Many's the gardener who, filled with confidence, has said to themselves  'Of course I'll remember what I sowed in that punnet' only to suffer from temporary memory loss once the seeds have sprouted.

Plant labels serve a practical purpose of helping gardeners to keep track of their plants. But they can also add personality and charm to any garden space. While there are numerous options for purchased labels, making your own can be both thrifty and fun. 

Labels can be simple, functional and temporary, or elaborate and unique expressions of your creativity. Either way, using upcycled materials makes sense from both cost and environmental viewpoints. Here are some ideas to help you create labels that are both functional and decorative.

Temporary Labels

When labelling seedling trays or punnets a temporary label is all that’s needed. While it’s convenient to buy plastic labels, there are plenty of easy to make upcycled labels, many of which are free. 

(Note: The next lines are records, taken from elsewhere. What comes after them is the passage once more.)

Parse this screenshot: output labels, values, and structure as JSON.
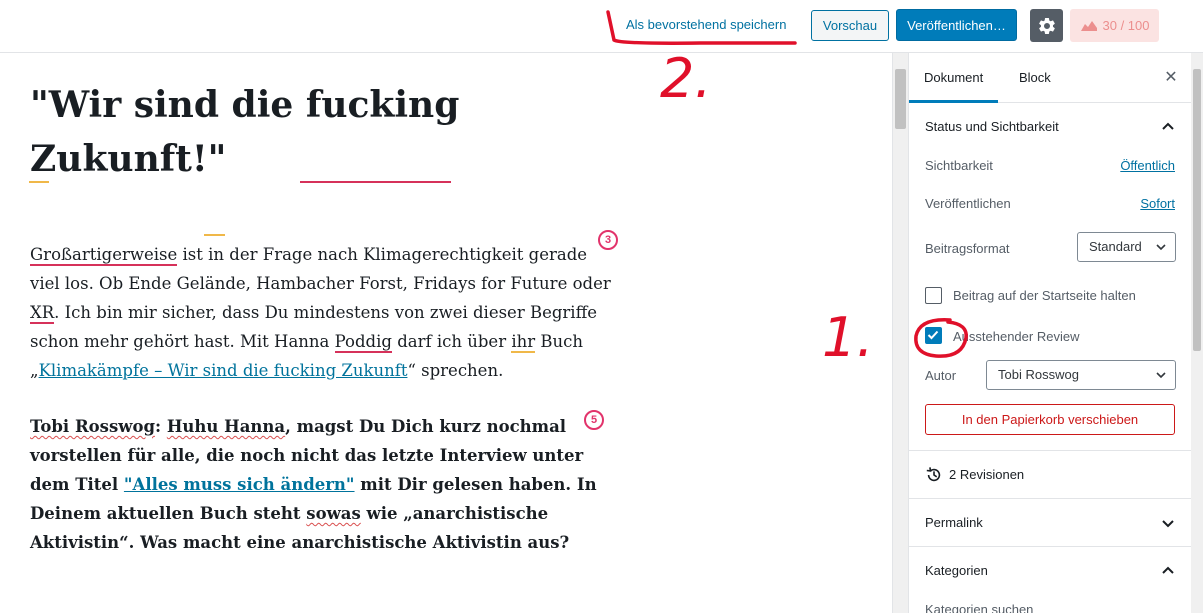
{
  "toolbar": {
    "save_pending_label": "Als bevorstehend speichern",
    "preview_label": "Vorschau",
    "publish_label": "Veröffentlichen…",
    "settings_icon": "gear-icon",
    "seo_score": "30 / 100",
    "score_icon": "seo-score-icon"
  },
  "post": {
    "title": "\"Wir sind die fucking Zukunft!\"",
    "p1_a": "Großartigerweise",
    "p1_b": " ist in der Frage nach Klimagerechtigkeit gerade viel los. Ob Ende Gelände, Hambacher Forst, Fridays for Future oder ",
    "p1_c": "XR",
    "p1_d": ". Ich bin mir sicher, dass Du mindestens von zwei dieser Begriffe schon mehr gehört hast. Mit Hanna ",
    "p1_e": "Poddig",
    "p1_f": " darf ich über ",
    "p1_g": "ihr",
    "p1_h": " Buch „",
    "p1_link": "Klimakämpfe – Wir sind die fucking Zukunft",
    "p1_i": "“ sprechen.",
    "p2_a": "Tobi Rosswog",
    "p2_b": ": ",
    "p2_c": "Huhu Hanna",
    "p2_d": ", magst Du Dich kurz nochmal vorstellen für alle, die noch nicht das letzte Interview unter dem Titel ",
    "p2_link": "\"Alles muss sich ändern\"",
    "p2_e": " mit Dir gelesen haben. In Deinem aktuellen Buch steht ",
    "p2_f": "sowas",
    "p2_g": " wie „anarchistische Aktivistin“. Was macht eine anarchistische Aktivistin aus?",
    "marker_3": "3",
    "marker_5": "5"
  },
  "sidebar": {
    "tab_document": "Dokument",
    "tab_block": "Block",
    "close": "✕",
    "status_heading": "Status und Sichtbarkeit",
    "visibility_label": "Sichtbarkeit",
    "visibility_value": "Öffentlich",
    "publish_label": "Veröffentlichen",
    "publish_value": "Sofort",
    "format_label": "Beitragsformat",
    "format_value": "Standard",
    "sticky_label": "Beitrag auf der Startseite halten",
    "sticky_checked": false,
    "pending_label": "Ausstehender Review",
    "pending_checked": true,
    "author_label": "Autor",
    "author_value": "Tobi Rosswog",
    "trash_label": "In den Papierkorb verschieben",
    "revisions_label": "2 Revisionen",
    "permalink_heading": "Permalink",
    "categories_heading": "Kategorien",
    "categories_search": "Kategorien suchen"
  },
  "annotations": {
    "label_1": "1.",
    "label_2": "2."
  },
  "colors": {
    "primary": "#007cba",
    "link": "#0071a1",
    "danger": "#cc1818",
    "annotation": "#e0102a",
    "score_bg": "#fbe3e2"
  }
}
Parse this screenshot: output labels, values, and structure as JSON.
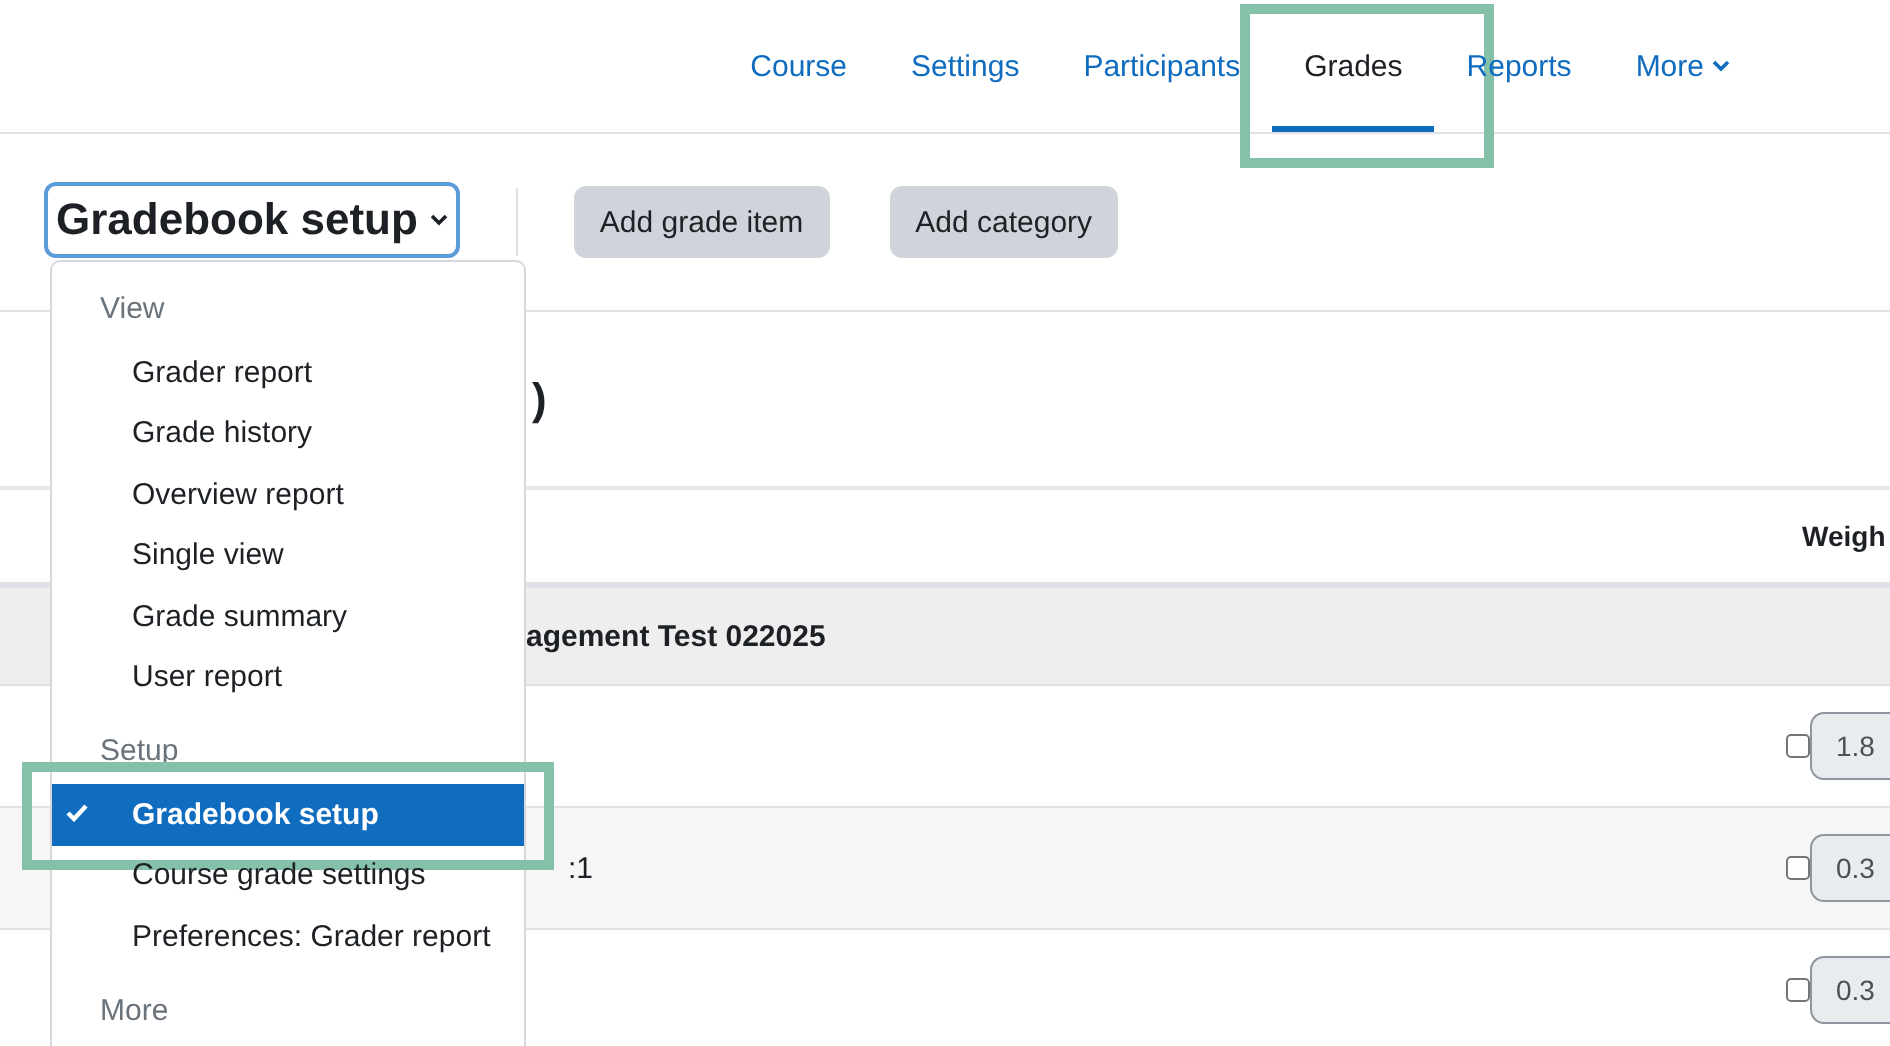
{
  "nav": {
    "tabs": [
      {
        "label": "Course",
        "selected": false,
        "highlighted": false
      },
      {
        "label": "Settings",
        "selected": false,
        "highlighted": false
      },
      {
        "label": "Participants",
        "selected": false,
        "highlighted": false
      },
      {
        "label": "Grades",
        "selected": true,
        "highlighted": true
      },
      {
        "label": "Reports",
        "selected": false,
        "highlighted": false
      },
      {
        "label": "More",
        "selected": false,
        "highlighted": false,
        "kind": "dropdown"
      }
    ]
  },
  "action_bar": {
    "select": {
      "value": "Gradebook setup"
    },
    "buttons": [
      "Add grade item",
      "Add category"
    ]
  },
  "menu": {
    "groups": [
      {
        "label": "View",
        "items": [
          {
            "label": "Grader report",
            "selected": false,
            "highlighted": false
          },
          {
            "label": "Grade history",
            "selected": false,
            "highlighted": false
          },
          {
            "label": "Overview report",
            "selected": false,
            "highlighted": false
          },
          {
            "label": "Single view",
            "selected": false,
            "highlighted": false
          },
          {
            "label": "Grade summary",
            "selected": false,
            "highlighted": false
          },
          {
            "label": "User report",
            "selected": false,
            "highlighted": false
          }
        ]
      },
      {
        "label": "Setup",
        "items": [
          {
            "label": "Gradebook setup",
            "selected": true,
            "highlighted": true
          },
          {
            "label": "Course grade settings",
            "selected": false,
            "highlighted": false
          },
          {
            "label": "Preferences: Grader report",
            "selected": false,
            "highlighted": false
          }
        ]
      },
      {
        "label": "More"
      }
    ]
  },
  "content": {
    "heading": ")",
    "table": {
      "column_header": "Weigh",
      "category": "agement Test 022025",
      "rows": [
        {
          "checked": false,
          "weight": "1.8"
        },
        {
          "name": ":1",
          "checked": false,
          "weight": "0.3"
        },
        {
          "checked": false,
          "weight": "0.3"
        }
      ]
    }
  }
}
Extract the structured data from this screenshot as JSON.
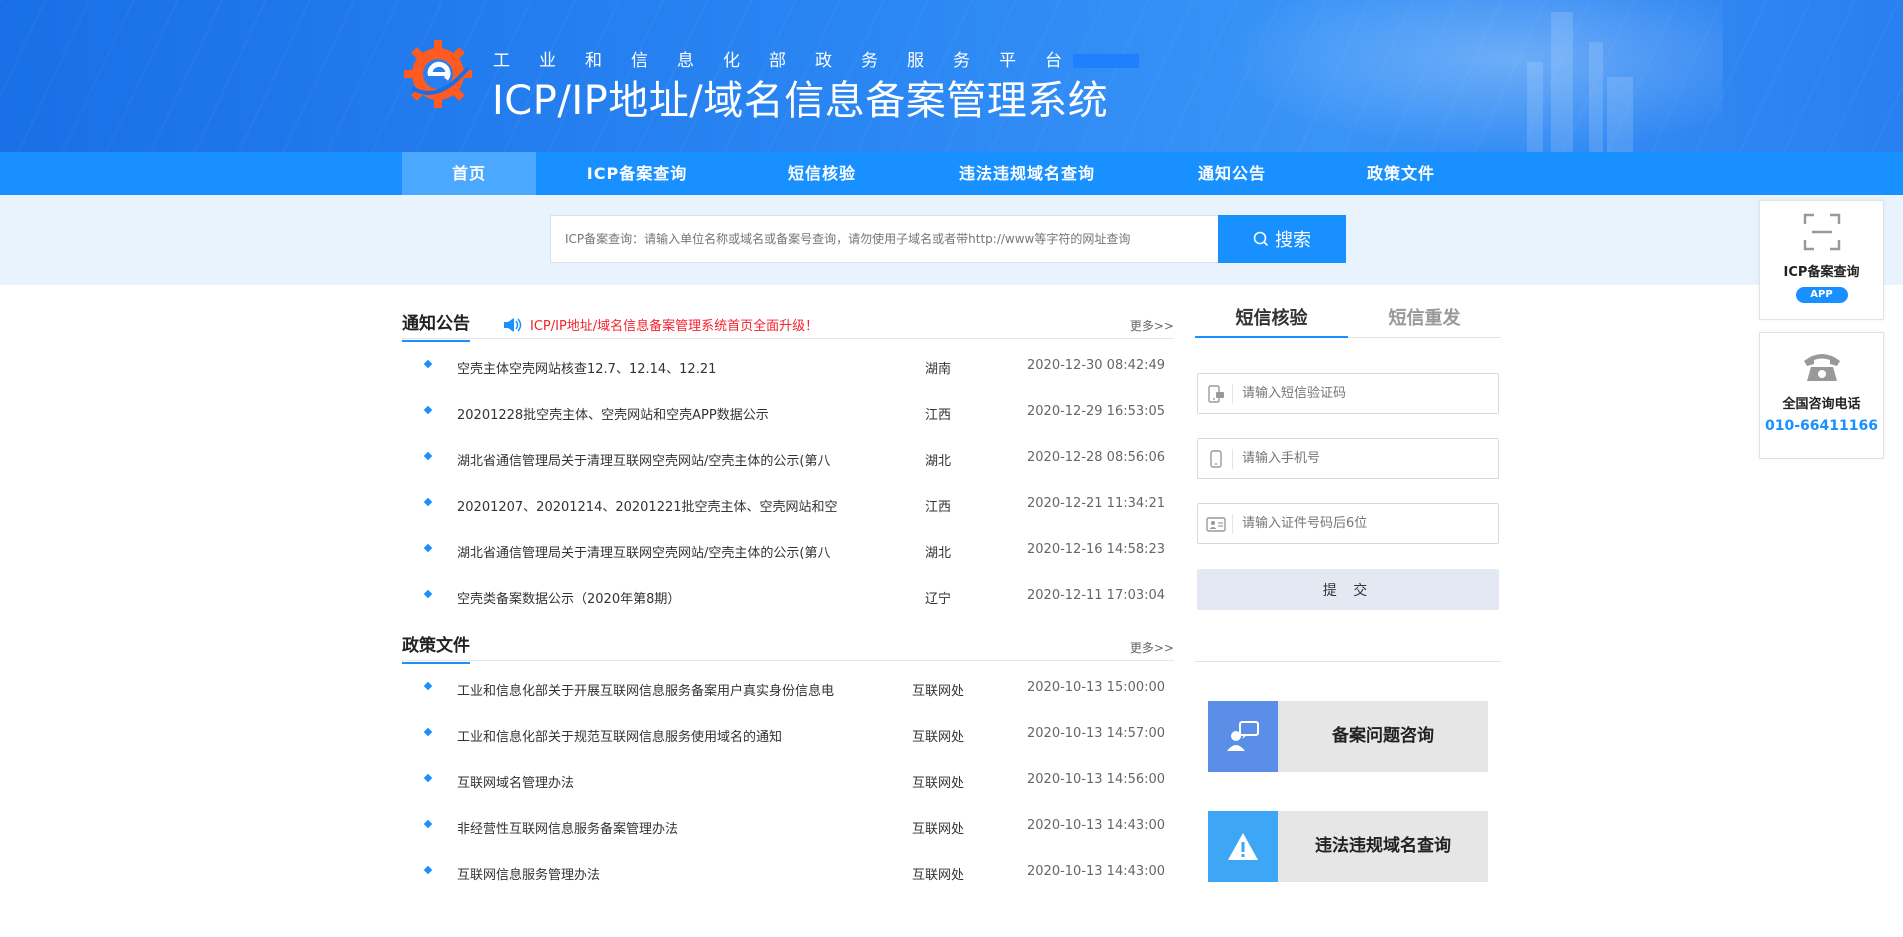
{
  "header": {
    "subtitle": "工业和信息化部政务服务平台",
    "title": "ICP/IP地址/域名信息备案管理系统"
  },
  "nav": {
    "items": [
      {
        "label": "首页",
        "active": true
      },
      {
        "label": "ICP备案查询"
      },
      {
        "label": "短信核验"
      },
      {
        "label": "违法违规域名查询"
      },
      {
        "label": "通知公告"
      },
      {
        "label": "政策文件"
      }
    ]
  },
  "search": {
    "placeholder": "ICP备案查询：请输入单位名称或域名或备案号查询，请勿使用子域名或者带http://www等字符的网址查询",
    "button_label": "搜索"
  },
  "notices": {
    "title": "通知公告",
    "alert": "ICP/IP地址/域名信息备案管理系统首页全面升级！",
    "more": "更多>>",
    "items": [
      {
        "title": "空壳主体空壳网站核查12.7、12.14、12.21",
        "region": "湖南",
        "date": "2020-12-30 08:42:49"
      },
      {
        "title": "20201228批空壳主体、空壳网站和空壳APP数据公示",
        "region": "江西",
        "date": "2020-12-29 16:53:05"
      },
      {
        "title": "湖北省通信管理局关于清理互联网空壳网站/空壳主体的公示(第八",
        "region": "湖北",
        "date": "2020-12-28 08:56:06"
      },
      {
        "title": "20201207、20201214、20201221批空壳主体、空壳网站和空",
        "region": "江西",
        "date": "2020-12-21 11:34:21"
      },
      {
        "title": "湖北省通信管理局关于清理互联网空壳网站/空壳主体的公示(第八",
        "region": "湖北",
        "date": "2020-12-16 14:58:23"
      },
      {
        "title": "空壳类备案数据公示（2020年第8期）",
        "region": "辽宁",
        "date": "2020-12-11 17:03:04"
      }
    ]
  },
  "policies": {
    "title": "政策文件",
    "more": "更多>>",
    "items": [
      {
        "title": "工业和信息化部关于开展互联网信息服务备案用户真实身份信息电",
        "region": "互联网处",
        "date": "2020-10-13 15:00:00"
      },
      {
        "title": "工业和信息化部关于规范互联网信息服务使用域名的通知",
        "region": "互联网处",
        "date": "2020-10-13 14:57:00"
      },
      {
        "title": "互联网域名管理办法",
        "region": "互联网处",
        "date": "2020-10-13 14:56:00"
      },
      {
        "title": "非经营性互联网信息服务备案管理办法",
        "region": "互联网处",
        "date": "2020-10-13 14:43:00"
      },
      {
        "title": "互联网信息服务管理办法",
        "region": "互联网处",
        "date": "2020-10-13 14:43:00"
      }
    ]
  },
  "sms": {
    "tab_verify": "短信核验",
    "tab_resend": "短信重发",
    "code_placeholder": "请输入短信验证码",
    "phone_placeholder": "请输入手机号",
    "id_placeholder": "请输入证件号码后6位",
    "submit_label": "提 交"
  },
  "quick_links": {
    "consult": "备案问题咨询",
    "illegal": "违法违规域名查询"
  },
  "float": {
    "app_label": "ICP备案查询",
    "app_pill": "APP",
    "phone_label": "全国咨询电话",
    "phone_number": "010-66411166"
  },
  "colors": {
    "primary": "#1890ff",
    "alert": "#f5222d",
    "consult_icon_bg": "#5b8ee6",
    "illegal_icon_bg": "#3ea7f5"
  }
}
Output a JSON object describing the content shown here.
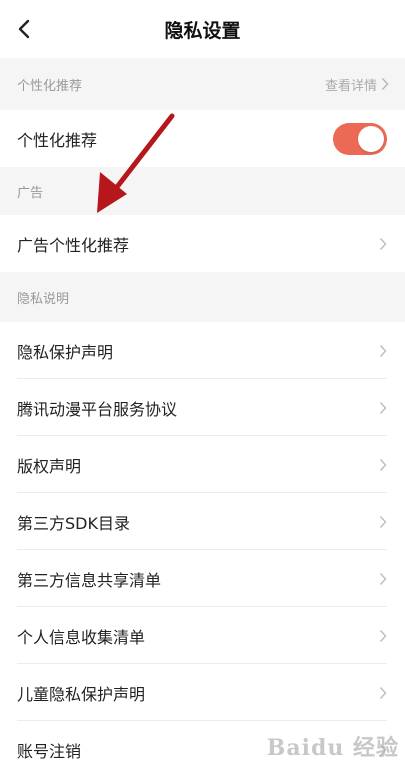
{
  "header": {
    "title": "隐私设置"
  },
  "personalization": {
    "section_label": "个性化推荐",
    "detail_link": "查看详情",
    "toggle_label": "个性化推荐",
    "toggle_on": true,
    "toggle_color": "#ec6a55"
  },
  "ads": {
    "section_label": "广告",
    "row_label": "广告个性化推荐"
  },
  "privacy": {
    "section_label": "隐私说明",
    "items": [
      {
        "label": "隐私保护声明"
      },
      {
        "label": "腾讯动漫平台服务协议"
      },
      {
        "label": "版权声明"
      },
      {
        "label": "第三方SDK目录"
      },
      {
        "label": "第三方信息共享清单"
      },
      {
        "label": "个人信息收集清单"
      },
      {
        "label": "儿童隐私保护声明"
      },
      {
        "label": "账号注销"
      }
    ]
  },
  "annotation": {
    "arrow_color": "#b5171c"
  },
  "watermark": {
    "text": "Baidu 经验"
  }
}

The simplest option is to cut up plastic yoghurt, margarine or milk containers into label-sized strips large enough to write the plant name and date planted. You can also write on pegs and attach them to punnets or trays, label and reuse plastic or bamboo cutlery or cut up old venetian blinds to make simple labels. For slightly more effort, add a decorative element by attaching skewers to old corks or writing on the inside of jar lids and glueing them to skewers or mini stakes.

For a nature-inspired fully compostable label, scrape the bark off one end of a small branch to make a flat space to write plant names. You can also use wood slices, either with a hole drilled so they can be hung from a wire or twig, or attached to an icypole stick or skewer and inserted into the soil. 

Whatever option you choose, make sure you use a pencil or good quality waterproof marker to write on the labels. This will ensure that they don’t smudge or wash away in the sun or rain. Recording the plant name is the absolute minimum, but the date planted and seed supplier can also be added for a more complete planting record.

Permanent Labels

If you want to add a little more personality to your garden, decorative labels are the way to go. 

For larger plants such as fruit trees or shrubs, plant names can be painted on old bricks, broken terracotta pots, wooden spoons, beer stubbies or old glassware. For a smaller label, smooth pebbles can be painted and placed at the base of plants. Sea shells also make good moveable markers that can be painted or written on with a good quality all-surface marker.

For more sophisticated labels that are suitable to give as gifts, use air dry clay or 3D printing to make unique label designs. Blackboard paint and chalk markers or paint pens are another easy option, either on wooden stakes or fancier wood craft shapes. Old spoons marked with metal letter stamps and miniature terracotta pots suspended on top of stakes are other fun ideas.

Homemade plant labels are not only practical, they also add personality and charm to your garden. Whether you repurpose items you already have lying around your house or garden or take a more professional approach, DIY labels also make great gifts for fellow gardeners. So get creative, have fun, and let your personality shine through in your garden.

Acacia seedlings labelled with a basic plant label made from cutting up a yoghurt container
Seedlings growing in eggshells labeled with temporary plant labels made from bamboo skewers and cut up plastic
A sustainable plant label made by removing the bark from a branch, used to label carrots
An upcycled terracotta pot used to label beetroot